- Éditions Caurette, November 2017
- ISBN 979-10-96315-04-8
- 35 x 47 cm (13.7″ x 18.5″), 80 pages, hardcover, 170 gsm
- 195,00 €
As with all AE format material (Artist’s Editions, Artifact Editions, Gallery Editions, Art Editions, Studio Editions, etc), this is a collection of classic comic material and I’ll be reviewing the book and not the story. For a complete list of all current and announced editions, with review links, please visit our Index. Also, see What is an Artist’s Edition and our Artist Index.
Éditions Caurette is not simply presenting a tirage de luxe but a complete experience. We’re presented with the complete story in its original art boards, all but five, along with a comprehensive interview with the creators, a facsimile of an original art board, and a facsimile folder of the complete script. A limited edition of 499, signed by both creators.
And like any luxury item, you pay for the experience.

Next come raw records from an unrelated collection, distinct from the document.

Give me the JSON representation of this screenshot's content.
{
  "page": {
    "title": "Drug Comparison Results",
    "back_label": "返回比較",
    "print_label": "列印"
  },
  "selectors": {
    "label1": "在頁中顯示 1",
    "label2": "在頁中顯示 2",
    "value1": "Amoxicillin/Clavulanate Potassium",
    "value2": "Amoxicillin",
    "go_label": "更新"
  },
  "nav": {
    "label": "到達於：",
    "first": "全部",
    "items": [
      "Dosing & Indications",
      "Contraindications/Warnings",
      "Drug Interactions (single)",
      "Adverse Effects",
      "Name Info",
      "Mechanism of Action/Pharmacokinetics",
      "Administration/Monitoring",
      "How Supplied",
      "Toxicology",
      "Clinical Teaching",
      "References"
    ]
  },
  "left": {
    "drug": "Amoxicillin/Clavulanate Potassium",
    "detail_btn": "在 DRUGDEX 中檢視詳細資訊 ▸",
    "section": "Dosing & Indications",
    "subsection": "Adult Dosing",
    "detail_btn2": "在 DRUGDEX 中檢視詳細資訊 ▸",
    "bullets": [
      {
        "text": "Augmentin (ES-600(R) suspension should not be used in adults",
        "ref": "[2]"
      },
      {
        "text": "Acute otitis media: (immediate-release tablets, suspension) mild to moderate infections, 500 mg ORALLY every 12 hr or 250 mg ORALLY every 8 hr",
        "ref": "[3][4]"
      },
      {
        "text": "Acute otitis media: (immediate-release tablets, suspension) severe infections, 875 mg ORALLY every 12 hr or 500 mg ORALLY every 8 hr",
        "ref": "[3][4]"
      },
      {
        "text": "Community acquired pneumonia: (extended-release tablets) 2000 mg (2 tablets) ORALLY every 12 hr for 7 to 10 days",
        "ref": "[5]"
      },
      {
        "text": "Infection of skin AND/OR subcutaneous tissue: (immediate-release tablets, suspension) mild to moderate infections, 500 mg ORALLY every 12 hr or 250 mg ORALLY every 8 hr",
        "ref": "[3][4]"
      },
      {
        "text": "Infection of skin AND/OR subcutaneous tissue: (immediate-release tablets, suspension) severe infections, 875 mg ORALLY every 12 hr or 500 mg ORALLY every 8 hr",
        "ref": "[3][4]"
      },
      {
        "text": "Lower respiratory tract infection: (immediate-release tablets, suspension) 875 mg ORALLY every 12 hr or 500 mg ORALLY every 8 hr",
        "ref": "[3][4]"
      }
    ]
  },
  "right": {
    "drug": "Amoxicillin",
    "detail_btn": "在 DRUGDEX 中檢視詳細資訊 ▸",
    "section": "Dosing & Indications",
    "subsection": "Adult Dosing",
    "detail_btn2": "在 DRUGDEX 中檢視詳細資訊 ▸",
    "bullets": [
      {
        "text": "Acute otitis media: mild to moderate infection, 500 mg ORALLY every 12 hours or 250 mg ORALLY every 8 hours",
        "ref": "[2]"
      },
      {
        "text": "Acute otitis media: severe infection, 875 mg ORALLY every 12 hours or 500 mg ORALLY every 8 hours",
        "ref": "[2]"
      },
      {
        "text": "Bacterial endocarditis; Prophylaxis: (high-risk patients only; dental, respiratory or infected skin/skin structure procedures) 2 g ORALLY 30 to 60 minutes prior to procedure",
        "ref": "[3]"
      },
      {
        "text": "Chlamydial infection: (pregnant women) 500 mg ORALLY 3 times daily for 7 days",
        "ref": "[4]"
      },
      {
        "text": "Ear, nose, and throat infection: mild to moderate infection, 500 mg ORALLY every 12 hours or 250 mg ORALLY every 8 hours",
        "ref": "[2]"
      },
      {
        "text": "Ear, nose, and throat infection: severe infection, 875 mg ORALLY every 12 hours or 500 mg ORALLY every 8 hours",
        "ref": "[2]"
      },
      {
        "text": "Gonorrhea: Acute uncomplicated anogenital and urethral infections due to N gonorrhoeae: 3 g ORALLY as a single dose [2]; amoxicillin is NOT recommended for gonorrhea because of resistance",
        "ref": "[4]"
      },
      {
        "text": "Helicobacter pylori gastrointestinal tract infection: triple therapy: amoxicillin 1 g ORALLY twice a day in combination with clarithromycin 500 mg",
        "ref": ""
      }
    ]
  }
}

At 195,00 € for 80 pages, it’s enough to make you pause. But for fans of Valerian, this is as good as it gets outside of owning the original art.
Of the eighty pages, forty-six are the original art boards. The interview is twelve pages, followed by fourteen pages of panel enlargements. The scans are excellent with nary a blur. The image above provides on the left one of the pages that isn’t original art, and the publisher did as good a job as possible.
The design is quite engaging. I haven’t seen a signature page being an endpaper, but it works well here with the signatures in metallic silver. There’s not much that can be done with the original art pages, but the book’s page number runs along the bottom center. The interview is filled with original art, photos, and a yellow border. I was very impressed with the pages of panel enlargements. At first, I dismissed these as page fillers, but they are all very clear and showcase Mézières’ art so well. No text on the cover; everything is hot stamped on the cloth spine.
Then there are the extras. The facsimile artboard is folded and the back shows the tape and Dargaud stamp. It’s a wonderful addition, giving us the look and feel of the originals. It’s also full size and allows us to see how much the book’s art has been reduced. Also included is a facsimile dossier containing Christin’s thirty-five paged typed script with notes and corrections. Not only do we get all the original art but also the script, putting us right into the creative process.
Production is superb: a sewn binding of 170 gsm matte paper. The book comes in a cardboard box with tissue paper around the book and extras. The dossier is shrink-wrapped. The sticker on the box is excellent, providing the name, ISBN and limited edition number. The great part is that it wraps around over the spine of the box giving all the pertinent information for those who store their books in the box.
I ordered this and Brooklyn Station Terminus Cosmos at the beginning of 2022. I had just finished reading the Complete Valerian hardcovers from Cinebook and to me, these were the two best stories. Caurette was on the last copies of Métro Châtelet Direction Cassiopée at the time and has since sold out. You may be able to locate it from some online retailers or small shops.